Said differently, we began recording faint touch activity in the brain, even though the participant cannot detect the touch events. We then taught a computer how to detect these subperceptual touch signals. Lastly, we ‘boosted’ this subperceptual touch signal into conscious perception, using vibration-based feedback on the skin the participant can feel.
Enhancing subperceptual touch into conscious perception led to an array of benefits for the participant. His ability to detect touch was almost completely restored. When he uses the system in real-time, his movements speed up and he is able to manipulate and transfer objects faster.
The participant’s perception that he is controlling his own hand is also enhanced, due to the artificial sensory feedback.
What is haptic feedback?

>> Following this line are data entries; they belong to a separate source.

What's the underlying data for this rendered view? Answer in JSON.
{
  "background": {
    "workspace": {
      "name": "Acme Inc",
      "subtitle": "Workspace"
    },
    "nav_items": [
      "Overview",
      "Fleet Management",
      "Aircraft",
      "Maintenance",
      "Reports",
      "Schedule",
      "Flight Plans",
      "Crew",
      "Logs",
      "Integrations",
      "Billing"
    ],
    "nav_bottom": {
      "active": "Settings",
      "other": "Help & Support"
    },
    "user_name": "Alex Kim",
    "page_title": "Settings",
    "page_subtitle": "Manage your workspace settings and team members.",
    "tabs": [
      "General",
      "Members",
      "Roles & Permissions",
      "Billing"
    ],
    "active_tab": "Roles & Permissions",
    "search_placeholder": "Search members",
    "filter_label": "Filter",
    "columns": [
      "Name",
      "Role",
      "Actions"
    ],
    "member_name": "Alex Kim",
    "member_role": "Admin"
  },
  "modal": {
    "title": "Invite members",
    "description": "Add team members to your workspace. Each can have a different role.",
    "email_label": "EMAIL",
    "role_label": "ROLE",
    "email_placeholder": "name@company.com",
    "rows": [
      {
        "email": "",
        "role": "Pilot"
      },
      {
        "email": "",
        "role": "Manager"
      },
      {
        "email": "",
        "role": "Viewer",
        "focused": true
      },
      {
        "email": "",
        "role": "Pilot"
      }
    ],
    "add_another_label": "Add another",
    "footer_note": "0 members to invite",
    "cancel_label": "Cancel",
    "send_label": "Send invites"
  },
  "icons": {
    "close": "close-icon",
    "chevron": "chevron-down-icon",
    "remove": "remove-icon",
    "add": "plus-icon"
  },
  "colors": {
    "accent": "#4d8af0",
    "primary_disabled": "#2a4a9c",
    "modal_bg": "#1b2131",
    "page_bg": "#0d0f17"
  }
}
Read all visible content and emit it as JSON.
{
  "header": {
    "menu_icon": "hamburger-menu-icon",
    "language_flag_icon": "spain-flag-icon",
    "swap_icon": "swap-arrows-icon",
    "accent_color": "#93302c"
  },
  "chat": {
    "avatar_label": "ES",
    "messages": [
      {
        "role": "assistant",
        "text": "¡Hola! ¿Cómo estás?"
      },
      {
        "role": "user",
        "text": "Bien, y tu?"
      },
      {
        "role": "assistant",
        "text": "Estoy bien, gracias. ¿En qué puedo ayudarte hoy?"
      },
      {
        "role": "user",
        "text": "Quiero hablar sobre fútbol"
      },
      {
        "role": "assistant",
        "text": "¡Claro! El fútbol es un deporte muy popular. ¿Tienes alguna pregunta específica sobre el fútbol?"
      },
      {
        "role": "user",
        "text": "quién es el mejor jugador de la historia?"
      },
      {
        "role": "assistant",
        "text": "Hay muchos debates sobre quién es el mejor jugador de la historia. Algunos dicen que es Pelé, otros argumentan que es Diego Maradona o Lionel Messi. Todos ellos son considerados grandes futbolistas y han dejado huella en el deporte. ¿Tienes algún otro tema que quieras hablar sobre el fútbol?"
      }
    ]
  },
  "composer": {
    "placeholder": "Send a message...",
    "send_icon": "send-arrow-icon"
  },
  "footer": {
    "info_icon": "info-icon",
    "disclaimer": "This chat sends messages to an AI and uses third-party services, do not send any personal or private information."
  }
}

Haptic feedback is any technology that can be used to convey a sense of touch – like the vibration from a cell phone or video game controller.
How will the research benefit people suffering from spinal cord injuries?
A BCI can be used to restore significant function in individuals living with paralysis and sensory dysfunction following spinal cord injury. Our hope is that these findings further demonstrate the number of functions that can be restored in patients using this technology – not just movement but also the sense of touch.
The field of neurotechnology has a bright future, and we hope that these types of systems can be used in a home environment soon.
What further research needs to be carried out before this can be used in homes?
There are a number of challenges in creating a take-home version of a BCI system. The NeuroLife group at Battelle is tackling many of these.
We have recently made the ‘muscle stimulation system’ miniaturized and portable. It is now a more aesthetically pleasing ‘sleeve’ that can be zipped up around the arm to enable hand movement.
Another exciting milestone we have accomplished recently is using a ‘computer tablet-controlled muscle stimulation system’ in the participant’s home. He has used this to perform a number of actions, importantly outside of the laboratory.
Many other challenges remain, such as ensuring device security, device safety, and device longevity.
What are the next steps in your research?
We are very excited about the future of neurotechnology broadly, and especially BCIs. Some of our upcoming goals are focused on further developing the system for use in the home and also applying the muscle stimulation technology to other impairments, such as paralysis following a stroke.
Where can readers find more information?
Read more about his research at Battelle here!
About Dr. Patrick Ganzer
Dr. Ganzer received his BS in Neuroscience from King’s College in 2008, completed his Ph.D. in Biomedical Engineering and Science from Drexel University in 2013, and finished his post-doctoral fellowship at the University of Texas at Dallas in 2017.
He is now a Principal Research Scientist at Battelle Memorial Institute, the world’s largest non-profit research organization located in Columbus, Ohio.
Dr. Ganzer works on several neurotechnologies at Battelle, including brain-computer interfaces and non-surgical neurotechnologies. He is currently the Principal Investigator for Battelle’s Bioelectronic Medicine program – a research and development initiative focusing on developing bioelectronic medicine therapies for treating disease.
His previous research at the University of Texas at Dallas utilized targeted vagus nerve stimulation to boost the effects of rehab and restore connections to paralyzed muscles in preclinical models of spinal cord injury, stroke, and peripheral nerve injury.
Dr. Ganzer’s work is now being translated to multiple clinical trial applications and has been enabled by over $4 million dollars in funding from agencies such as the Defense Advanced Research Projects Agency (DARPA), the Wing’s for Life Foundation, and the W.W. Caruth Jr. Foundation.
With his talented teammates, Patrick is developing new neurotechnologies and bioelectronic medicines to treat patients suffering from dysfunction and disease.